Activity: Check each line of the entries. Copy the ones that contain the string "Bronze".
══ Data records
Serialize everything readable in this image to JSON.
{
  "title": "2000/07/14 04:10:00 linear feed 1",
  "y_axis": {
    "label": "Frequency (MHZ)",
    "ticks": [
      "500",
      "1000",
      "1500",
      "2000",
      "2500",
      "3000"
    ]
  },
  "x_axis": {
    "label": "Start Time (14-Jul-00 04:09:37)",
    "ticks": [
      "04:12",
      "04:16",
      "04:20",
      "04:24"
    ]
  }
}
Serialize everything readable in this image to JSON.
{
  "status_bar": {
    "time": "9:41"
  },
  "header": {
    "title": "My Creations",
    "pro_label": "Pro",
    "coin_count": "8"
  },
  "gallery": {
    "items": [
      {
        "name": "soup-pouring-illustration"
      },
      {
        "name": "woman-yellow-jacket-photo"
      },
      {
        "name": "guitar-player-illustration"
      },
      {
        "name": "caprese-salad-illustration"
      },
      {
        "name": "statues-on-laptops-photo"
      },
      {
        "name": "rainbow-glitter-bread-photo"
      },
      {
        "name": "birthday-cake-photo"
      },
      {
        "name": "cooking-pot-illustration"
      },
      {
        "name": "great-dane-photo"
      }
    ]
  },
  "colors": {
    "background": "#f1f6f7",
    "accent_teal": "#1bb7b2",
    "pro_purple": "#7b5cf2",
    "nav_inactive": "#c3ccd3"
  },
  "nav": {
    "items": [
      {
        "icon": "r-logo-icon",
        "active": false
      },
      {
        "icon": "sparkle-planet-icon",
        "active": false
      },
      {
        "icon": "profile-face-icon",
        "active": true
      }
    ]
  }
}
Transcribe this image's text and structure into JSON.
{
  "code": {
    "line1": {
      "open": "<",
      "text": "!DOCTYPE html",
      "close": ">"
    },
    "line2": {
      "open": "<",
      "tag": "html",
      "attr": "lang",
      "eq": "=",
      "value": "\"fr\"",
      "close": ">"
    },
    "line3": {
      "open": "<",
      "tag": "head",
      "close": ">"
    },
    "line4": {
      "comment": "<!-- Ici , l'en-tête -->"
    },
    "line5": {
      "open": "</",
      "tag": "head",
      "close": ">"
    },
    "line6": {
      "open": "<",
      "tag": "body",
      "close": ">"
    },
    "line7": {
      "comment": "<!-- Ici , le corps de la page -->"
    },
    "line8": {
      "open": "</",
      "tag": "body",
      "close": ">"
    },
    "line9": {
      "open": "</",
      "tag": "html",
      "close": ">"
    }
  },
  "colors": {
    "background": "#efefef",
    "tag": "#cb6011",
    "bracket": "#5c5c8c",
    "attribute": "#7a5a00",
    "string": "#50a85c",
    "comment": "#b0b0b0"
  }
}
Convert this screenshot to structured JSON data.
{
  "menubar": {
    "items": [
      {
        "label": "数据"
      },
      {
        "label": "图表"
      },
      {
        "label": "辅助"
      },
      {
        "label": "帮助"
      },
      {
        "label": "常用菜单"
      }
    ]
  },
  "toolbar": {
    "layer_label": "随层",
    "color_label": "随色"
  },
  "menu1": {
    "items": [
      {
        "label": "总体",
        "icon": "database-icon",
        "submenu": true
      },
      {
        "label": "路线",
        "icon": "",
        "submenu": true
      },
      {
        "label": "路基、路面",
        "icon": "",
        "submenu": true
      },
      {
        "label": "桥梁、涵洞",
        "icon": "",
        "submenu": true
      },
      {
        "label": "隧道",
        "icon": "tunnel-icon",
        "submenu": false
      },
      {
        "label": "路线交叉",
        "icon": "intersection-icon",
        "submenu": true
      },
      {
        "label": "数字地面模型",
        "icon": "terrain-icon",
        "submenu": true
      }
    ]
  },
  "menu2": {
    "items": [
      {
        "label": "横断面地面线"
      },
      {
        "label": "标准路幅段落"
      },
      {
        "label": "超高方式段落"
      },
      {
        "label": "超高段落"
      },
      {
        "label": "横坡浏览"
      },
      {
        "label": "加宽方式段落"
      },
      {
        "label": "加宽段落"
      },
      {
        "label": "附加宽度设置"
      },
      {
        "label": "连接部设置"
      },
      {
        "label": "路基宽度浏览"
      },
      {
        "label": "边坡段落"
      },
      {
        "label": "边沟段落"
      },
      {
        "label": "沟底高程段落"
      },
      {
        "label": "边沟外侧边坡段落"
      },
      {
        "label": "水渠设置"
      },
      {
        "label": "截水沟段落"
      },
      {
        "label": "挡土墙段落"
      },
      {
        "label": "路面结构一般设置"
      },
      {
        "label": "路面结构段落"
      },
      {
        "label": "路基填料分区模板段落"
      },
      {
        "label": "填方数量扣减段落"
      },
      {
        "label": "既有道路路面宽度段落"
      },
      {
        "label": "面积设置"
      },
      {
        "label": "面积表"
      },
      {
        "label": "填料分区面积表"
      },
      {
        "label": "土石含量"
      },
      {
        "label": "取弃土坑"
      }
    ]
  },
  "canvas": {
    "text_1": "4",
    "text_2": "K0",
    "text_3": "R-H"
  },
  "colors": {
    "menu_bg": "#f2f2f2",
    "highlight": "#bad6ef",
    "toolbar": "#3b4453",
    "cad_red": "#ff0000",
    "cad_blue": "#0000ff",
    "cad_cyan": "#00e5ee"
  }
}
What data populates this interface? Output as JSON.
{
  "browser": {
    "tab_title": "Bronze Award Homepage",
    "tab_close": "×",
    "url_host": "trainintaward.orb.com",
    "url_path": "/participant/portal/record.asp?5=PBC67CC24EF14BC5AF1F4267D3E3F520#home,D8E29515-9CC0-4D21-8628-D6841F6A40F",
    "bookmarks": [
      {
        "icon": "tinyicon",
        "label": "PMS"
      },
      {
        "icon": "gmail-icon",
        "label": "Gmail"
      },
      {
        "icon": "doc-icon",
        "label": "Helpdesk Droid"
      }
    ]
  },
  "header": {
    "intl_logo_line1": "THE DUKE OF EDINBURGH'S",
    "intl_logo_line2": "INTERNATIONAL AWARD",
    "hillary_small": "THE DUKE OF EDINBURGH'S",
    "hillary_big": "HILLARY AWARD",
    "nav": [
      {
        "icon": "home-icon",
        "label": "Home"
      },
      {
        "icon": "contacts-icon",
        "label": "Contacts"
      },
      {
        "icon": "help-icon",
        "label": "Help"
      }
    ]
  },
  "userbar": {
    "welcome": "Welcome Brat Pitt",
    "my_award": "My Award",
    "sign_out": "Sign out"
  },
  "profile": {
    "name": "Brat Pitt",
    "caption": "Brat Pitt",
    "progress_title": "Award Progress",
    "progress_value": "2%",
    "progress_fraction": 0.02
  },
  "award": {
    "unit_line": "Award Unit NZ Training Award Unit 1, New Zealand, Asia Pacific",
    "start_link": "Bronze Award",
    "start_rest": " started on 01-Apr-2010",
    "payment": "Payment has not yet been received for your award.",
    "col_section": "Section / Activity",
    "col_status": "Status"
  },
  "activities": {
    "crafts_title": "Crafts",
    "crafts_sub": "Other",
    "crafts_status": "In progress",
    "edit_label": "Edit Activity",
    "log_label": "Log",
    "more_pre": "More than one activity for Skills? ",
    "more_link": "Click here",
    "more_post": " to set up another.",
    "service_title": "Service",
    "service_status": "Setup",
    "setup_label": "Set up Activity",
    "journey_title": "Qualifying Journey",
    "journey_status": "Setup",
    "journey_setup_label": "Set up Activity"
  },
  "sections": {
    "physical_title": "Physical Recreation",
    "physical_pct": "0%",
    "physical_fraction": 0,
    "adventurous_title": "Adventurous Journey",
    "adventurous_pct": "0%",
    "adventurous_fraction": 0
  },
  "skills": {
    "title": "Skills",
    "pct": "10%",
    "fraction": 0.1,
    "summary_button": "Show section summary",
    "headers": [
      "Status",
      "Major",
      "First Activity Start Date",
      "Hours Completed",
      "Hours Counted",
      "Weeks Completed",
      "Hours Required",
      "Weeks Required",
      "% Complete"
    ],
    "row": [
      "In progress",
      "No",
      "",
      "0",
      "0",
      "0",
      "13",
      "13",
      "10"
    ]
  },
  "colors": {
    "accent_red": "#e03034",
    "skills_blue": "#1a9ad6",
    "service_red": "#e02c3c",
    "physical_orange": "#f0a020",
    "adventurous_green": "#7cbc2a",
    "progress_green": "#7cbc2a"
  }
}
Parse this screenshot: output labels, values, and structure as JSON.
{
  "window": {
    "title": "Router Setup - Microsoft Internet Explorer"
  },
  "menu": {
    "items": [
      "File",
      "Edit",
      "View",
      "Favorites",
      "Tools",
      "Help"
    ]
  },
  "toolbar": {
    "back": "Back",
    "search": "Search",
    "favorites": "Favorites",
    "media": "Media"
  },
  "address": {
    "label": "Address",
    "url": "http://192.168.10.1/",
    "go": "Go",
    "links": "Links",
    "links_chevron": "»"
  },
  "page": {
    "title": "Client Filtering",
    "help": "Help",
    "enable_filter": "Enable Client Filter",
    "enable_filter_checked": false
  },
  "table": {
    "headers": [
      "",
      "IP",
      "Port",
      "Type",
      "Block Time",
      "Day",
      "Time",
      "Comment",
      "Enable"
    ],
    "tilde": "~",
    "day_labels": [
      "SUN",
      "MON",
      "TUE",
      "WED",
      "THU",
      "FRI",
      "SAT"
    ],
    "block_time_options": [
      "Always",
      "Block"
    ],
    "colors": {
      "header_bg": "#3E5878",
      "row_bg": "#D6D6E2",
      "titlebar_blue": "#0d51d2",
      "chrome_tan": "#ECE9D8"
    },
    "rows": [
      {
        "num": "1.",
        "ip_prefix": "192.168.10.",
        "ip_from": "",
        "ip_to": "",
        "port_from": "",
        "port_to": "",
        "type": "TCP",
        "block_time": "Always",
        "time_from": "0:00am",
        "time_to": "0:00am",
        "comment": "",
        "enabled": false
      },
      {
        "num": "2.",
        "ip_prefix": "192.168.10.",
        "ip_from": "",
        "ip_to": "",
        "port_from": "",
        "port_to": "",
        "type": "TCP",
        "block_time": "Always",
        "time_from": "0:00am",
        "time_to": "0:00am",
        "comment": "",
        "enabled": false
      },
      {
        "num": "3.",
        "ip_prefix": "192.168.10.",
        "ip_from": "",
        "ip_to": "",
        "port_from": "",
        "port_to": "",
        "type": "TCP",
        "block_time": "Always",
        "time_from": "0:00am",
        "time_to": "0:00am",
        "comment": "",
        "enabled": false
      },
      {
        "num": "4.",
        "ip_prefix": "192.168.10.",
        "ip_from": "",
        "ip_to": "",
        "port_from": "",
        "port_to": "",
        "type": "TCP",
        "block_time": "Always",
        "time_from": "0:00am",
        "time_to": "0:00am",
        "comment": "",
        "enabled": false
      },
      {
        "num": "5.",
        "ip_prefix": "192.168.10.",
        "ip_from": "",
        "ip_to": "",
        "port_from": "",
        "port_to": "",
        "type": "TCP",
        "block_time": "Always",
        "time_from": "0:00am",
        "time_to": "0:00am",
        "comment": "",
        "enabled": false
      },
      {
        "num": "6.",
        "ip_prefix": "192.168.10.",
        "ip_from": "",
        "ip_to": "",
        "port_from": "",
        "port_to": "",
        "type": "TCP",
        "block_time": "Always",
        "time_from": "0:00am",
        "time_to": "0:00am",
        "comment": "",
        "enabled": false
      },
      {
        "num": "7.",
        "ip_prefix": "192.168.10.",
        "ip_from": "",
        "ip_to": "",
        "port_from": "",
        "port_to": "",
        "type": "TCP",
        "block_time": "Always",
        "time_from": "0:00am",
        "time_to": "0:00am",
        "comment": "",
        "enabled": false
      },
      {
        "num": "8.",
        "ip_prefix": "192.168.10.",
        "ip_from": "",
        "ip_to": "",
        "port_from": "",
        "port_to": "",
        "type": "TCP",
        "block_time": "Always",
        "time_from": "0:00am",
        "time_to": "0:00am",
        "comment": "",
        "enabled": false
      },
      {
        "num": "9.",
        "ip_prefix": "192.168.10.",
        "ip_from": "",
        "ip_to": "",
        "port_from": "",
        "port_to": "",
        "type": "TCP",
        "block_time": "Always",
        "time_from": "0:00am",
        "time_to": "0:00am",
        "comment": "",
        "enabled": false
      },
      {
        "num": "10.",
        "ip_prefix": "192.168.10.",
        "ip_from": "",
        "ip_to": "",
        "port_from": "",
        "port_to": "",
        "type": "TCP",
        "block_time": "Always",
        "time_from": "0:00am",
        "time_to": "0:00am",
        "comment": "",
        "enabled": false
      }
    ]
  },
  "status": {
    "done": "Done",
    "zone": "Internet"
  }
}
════
Answer area:
    "tab_title": "Bronze Award Homepage",
    "start_link": "Bronze Award",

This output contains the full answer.